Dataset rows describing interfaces
-=-=-=-=-

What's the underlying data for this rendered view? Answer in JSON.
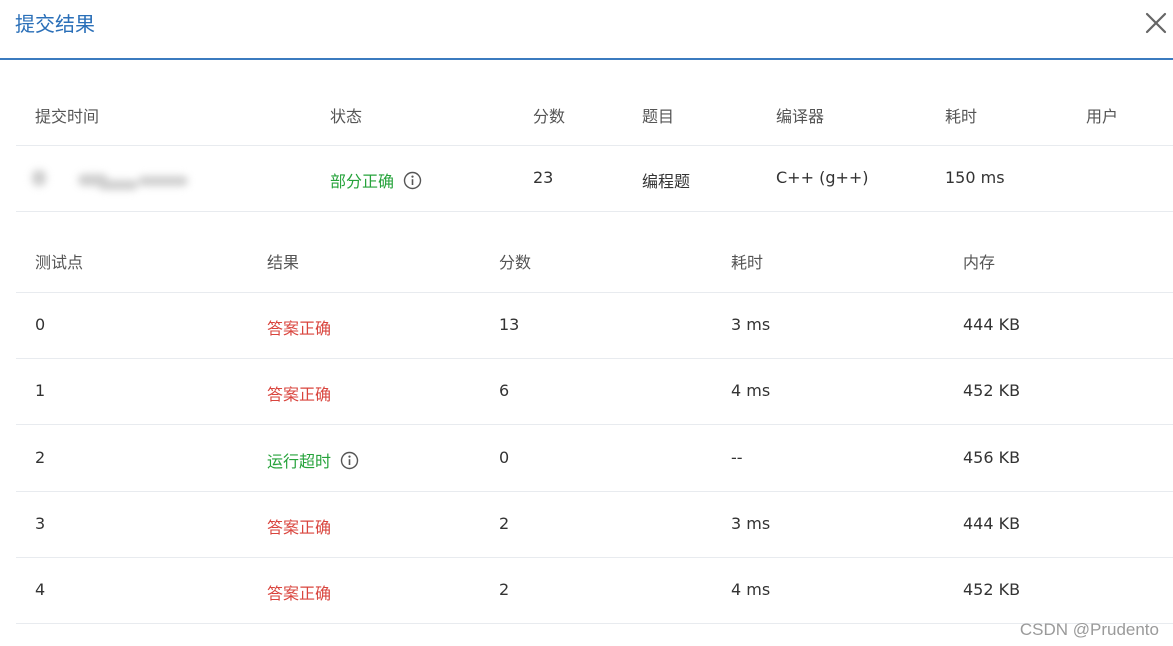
{
  "dialog": {
    "title": "提交结果"
  },
  "submission": {
    "headers": {
      "time": "提交时间",
      "status": "状态",
      "score": "分数",
      "problem": "题目",
      "compiler": "编译器",
      "time_used": "耗时",
      "user": "用户"
    },
    "row": {
      "status": "部分正确",
      "score": "23",
      "problem": "编程题",
      "compiler": "C++ (g++)",
      "time_used": "150 ms"
    }
  },
  "testcases": {
    "headers": {
      "case": "测试点",
      "result": "结果",
      "score": "分数",
      "time": "耗时",
      "memory": "内存"
    },
    "rows": [
      {
        "case": "0",
        "result": "答案正确",
        "score": "13",
        "time": "3 ms",
        "memory": "444 KB"
      },
      {
        "case": "1",
        "result": "答案正确",
        "score": "6",
        "time": "4 ms",
        "memory": "452 KB"
      },
      {
        "case": "2",
        "result": "运行超时",
        "score": "0",
        "time": "--",
        "memory": "456 KB"
      },
      {
        "case": "3",
        "result": "答案正确",
        "score": "2",
        "time": "3 ms",
        "memory": "444 KB"
      },
      {
        "case": "4",
        "result": "答案正确",
        "score": "2",
        "time": "4 ms",
        "memory": "452 KB"
      }
    ]
  },
  "colors": {
    "accent": "#2a6fb8",
    "partial_correct": "#26a33b",
    "accepted": "#d9453e",
    "time_limit_exceeded": "#26a33b"
  },
  "watermark": "CSDN @Prudento"
}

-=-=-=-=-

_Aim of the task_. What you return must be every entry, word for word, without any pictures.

_Output for this task_.
What's the underlying data for this rendered view? Answer in JSON.
{
  "dialog": {
    "title": "提交结果"
  },
  "submission": {
    "headers": {
      "time": "提交时间",
      "status": "状态",
      "score": "分数",
      "problem": "题目",
      "compiler": "编译器",
      "time_used": "耗时",
      "user": "用户"
    },
    "row": {
      "status": "部分正确",
      "score": "23",
      "problem": "编程题",
      "compiler": "C++ (g++)",
      "time_used": "150 ms"
    }
  },
  "testcases": {
    "headers": {
      "case": "测试点",
      "result": "结果",
      "score": "分数",
      "time": "耗时",
      "memory": "内存"
    },
    "rows": [
      {
        "case": "0",
        "result": "答案正确",
        "score": "13",
        "time": "3 ms",
        "memory": "444 KB"
      },
      {
        "case": "1",
        "result": "答案正确",
        "score": "6",
        "time": "4 ms",
        "memory": "452 KB"
      },
      {
        "case": "2",
        "result": "运行超时",
        "score": "0",
        "time": "--",
        "memory": "456 KB"
      },
      {
        "case": "3",
        "result": "答案正确",
        "score": "2",
        "time": "3 ms",
        "memory": "444 KB"
      },
      {
        "case": "4",
        "result": "答案正确",
        "score": "2",
        "time": "4 ms",
        "memory": "452 KB"
      }
    ]
  },
  "colors": {
    "accent": "#2a6fb8",
    "partial_correct": "#26a33b",
    "accepted": "#d9453e",
    "time_limit_exceeded": "#26a33b"
  },
  "watermark": "CSDN @Prudento"
}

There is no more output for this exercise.